Imagine for a second what these children went through. They are locked in a car, strapped in their car seat, unable to move. At first it is just a little boring, then the heat starts to climb. They start to sweat and their seat belt starts to chaff. Their heart beats faster, circulating blood to cool them down. Their tiny bodies struggle to keep up, but the car gets too hot and their bodies can’t cope. Their body temperature starts to rise. Their body, vainly trying to cool itself, keeps sweating, transferring liquids to the sweat glands, drying out their eyes and throat. After sweating so much they are thirsty, but they can’t move, even if there was a bottle left in the car. But the heat in the car keeps climbing and so does their body temperature.
Imagine their torment as they are baked to death.
The media has made heroes of the people who have saved children like these from their torment. Yet, 13 children, in the U.S. alone, have still suffered a horrible death. What if cars were equipped to sense movement and after 20 minutes they were programmed to circulate a gas that would painlessly kill the child? This would save their torment.
Perhaps you were outraged at my suggestion. “Gassing an innocent child?” Would you rather they suffer an unimaginably horrible death? At least having it as an option would give parents the freedom to choose to safe-guard their children from the possibility of a horrible death or take the risk of not having such a system in place. Not having it is an infringement of personal freedoms and rights for those who want to prevent their children from suffering.

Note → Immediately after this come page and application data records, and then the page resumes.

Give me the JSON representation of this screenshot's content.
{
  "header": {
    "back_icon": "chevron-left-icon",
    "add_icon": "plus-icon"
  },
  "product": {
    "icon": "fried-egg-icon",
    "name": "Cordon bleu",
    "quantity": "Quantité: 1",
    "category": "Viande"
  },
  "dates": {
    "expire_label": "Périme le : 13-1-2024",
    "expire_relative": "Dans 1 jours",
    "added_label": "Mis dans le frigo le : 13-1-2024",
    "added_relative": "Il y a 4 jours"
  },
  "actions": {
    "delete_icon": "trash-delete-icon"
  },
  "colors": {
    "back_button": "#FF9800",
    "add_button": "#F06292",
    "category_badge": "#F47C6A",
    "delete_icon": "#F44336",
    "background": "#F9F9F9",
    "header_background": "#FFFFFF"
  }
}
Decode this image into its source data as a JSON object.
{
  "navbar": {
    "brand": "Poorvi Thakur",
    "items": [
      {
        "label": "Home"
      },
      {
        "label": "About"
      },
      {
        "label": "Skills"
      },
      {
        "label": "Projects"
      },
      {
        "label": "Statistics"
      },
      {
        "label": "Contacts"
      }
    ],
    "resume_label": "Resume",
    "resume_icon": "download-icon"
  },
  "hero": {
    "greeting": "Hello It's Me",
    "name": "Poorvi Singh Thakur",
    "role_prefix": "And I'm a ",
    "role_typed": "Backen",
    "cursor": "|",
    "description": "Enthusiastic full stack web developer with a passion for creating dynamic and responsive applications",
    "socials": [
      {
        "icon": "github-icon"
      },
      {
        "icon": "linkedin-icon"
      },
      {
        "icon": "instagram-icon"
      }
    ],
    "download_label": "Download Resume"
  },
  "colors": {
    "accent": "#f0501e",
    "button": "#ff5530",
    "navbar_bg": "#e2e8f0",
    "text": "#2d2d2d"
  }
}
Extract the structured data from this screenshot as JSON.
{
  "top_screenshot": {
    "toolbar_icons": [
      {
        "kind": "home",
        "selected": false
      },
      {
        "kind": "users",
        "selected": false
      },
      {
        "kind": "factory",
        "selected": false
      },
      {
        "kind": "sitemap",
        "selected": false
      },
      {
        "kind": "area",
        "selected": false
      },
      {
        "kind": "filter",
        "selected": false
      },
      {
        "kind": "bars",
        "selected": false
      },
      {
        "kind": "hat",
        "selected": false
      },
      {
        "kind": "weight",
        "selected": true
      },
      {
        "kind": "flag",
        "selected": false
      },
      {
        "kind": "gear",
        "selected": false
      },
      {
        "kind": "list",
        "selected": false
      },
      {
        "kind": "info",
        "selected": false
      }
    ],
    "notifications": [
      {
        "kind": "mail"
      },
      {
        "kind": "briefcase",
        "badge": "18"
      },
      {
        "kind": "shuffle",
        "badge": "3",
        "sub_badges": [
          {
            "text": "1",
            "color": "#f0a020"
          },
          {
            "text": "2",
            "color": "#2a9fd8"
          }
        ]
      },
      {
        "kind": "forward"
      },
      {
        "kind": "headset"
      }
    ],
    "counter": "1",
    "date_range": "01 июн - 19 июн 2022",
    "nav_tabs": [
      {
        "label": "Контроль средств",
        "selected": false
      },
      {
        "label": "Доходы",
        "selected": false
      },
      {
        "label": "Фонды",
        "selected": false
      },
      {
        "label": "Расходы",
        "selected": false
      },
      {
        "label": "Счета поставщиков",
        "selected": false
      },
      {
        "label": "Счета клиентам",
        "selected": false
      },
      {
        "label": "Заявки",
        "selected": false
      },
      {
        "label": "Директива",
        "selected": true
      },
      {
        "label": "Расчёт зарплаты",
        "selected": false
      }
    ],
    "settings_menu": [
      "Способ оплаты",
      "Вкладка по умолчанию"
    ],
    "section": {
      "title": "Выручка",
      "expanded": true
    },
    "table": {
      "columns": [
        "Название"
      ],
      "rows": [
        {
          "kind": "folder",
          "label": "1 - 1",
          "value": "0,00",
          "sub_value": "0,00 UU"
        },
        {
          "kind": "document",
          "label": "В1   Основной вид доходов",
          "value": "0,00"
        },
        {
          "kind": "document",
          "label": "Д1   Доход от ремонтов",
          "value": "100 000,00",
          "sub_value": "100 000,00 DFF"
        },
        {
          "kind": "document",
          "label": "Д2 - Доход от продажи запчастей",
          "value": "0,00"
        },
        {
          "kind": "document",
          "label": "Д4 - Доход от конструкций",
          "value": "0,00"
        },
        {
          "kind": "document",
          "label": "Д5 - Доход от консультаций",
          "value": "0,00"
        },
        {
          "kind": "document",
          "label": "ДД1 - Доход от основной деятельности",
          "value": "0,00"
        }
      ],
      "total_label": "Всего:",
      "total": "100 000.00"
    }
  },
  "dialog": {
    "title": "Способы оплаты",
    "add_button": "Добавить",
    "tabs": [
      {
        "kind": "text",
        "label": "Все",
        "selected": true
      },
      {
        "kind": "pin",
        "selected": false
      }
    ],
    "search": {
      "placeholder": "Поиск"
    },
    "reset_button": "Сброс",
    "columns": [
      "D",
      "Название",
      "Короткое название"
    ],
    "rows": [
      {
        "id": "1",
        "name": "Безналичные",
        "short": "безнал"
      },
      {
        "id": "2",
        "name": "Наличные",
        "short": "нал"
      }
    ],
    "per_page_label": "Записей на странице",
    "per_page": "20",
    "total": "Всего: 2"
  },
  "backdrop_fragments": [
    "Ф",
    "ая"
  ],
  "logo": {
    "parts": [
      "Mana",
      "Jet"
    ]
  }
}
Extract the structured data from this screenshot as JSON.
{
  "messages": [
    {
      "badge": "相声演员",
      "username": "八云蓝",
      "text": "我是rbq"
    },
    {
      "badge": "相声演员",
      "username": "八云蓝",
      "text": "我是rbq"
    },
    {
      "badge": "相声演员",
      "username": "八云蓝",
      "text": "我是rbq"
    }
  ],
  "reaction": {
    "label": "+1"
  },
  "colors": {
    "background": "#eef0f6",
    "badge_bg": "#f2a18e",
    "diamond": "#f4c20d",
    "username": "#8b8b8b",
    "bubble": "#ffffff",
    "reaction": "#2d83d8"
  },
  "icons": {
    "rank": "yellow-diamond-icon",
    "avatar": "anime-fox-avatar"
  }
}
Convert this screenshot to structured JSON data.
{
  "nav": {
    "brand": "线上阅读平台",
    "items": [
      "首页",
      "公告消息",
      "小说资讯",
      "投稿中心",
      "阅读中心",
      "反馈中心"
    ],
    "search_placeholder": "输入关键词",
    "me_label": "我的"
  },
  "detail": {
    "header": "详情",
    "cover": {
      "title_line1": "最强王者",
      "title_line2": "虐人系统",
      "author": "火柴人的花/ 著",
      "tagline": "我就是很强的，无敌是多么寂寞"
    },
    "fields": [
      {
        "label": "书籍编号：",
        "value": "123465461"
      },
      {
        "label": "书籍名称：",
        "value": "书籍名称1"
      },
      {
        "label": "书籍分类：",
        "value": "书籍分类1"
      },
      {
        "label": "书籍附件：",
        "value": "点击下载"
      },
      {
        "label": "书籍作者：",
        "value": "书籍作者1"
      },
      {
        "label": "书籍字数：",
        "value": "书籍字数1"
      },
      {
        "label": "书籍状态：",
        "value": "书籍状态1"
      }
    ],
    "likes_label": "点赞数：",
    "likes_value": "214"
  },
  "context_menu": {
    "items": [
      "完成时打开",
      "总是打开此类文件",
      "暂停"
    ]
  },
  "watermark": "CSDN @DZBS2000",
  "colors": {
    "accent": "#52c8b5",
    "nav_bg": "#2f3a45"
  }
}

I hope you are still outraged at my suggestion. However this thinking is already present and legal. Doctor assisted suicide makes it legal to kill people to alleviate their suffering, much in the same way that a gas-equipped car system would.
What if, instead of circulating gasses, the cars were programmed to open the windows or turned on the AC after sensing movement? This would cool the vehicle, let air circulate and ease the child’s suffering. And, what if, instead of killing people, and spending money debating how to make killing people legal, we spent money researching how to make their lives more bearable?
Duncan Poulsen, Three Hills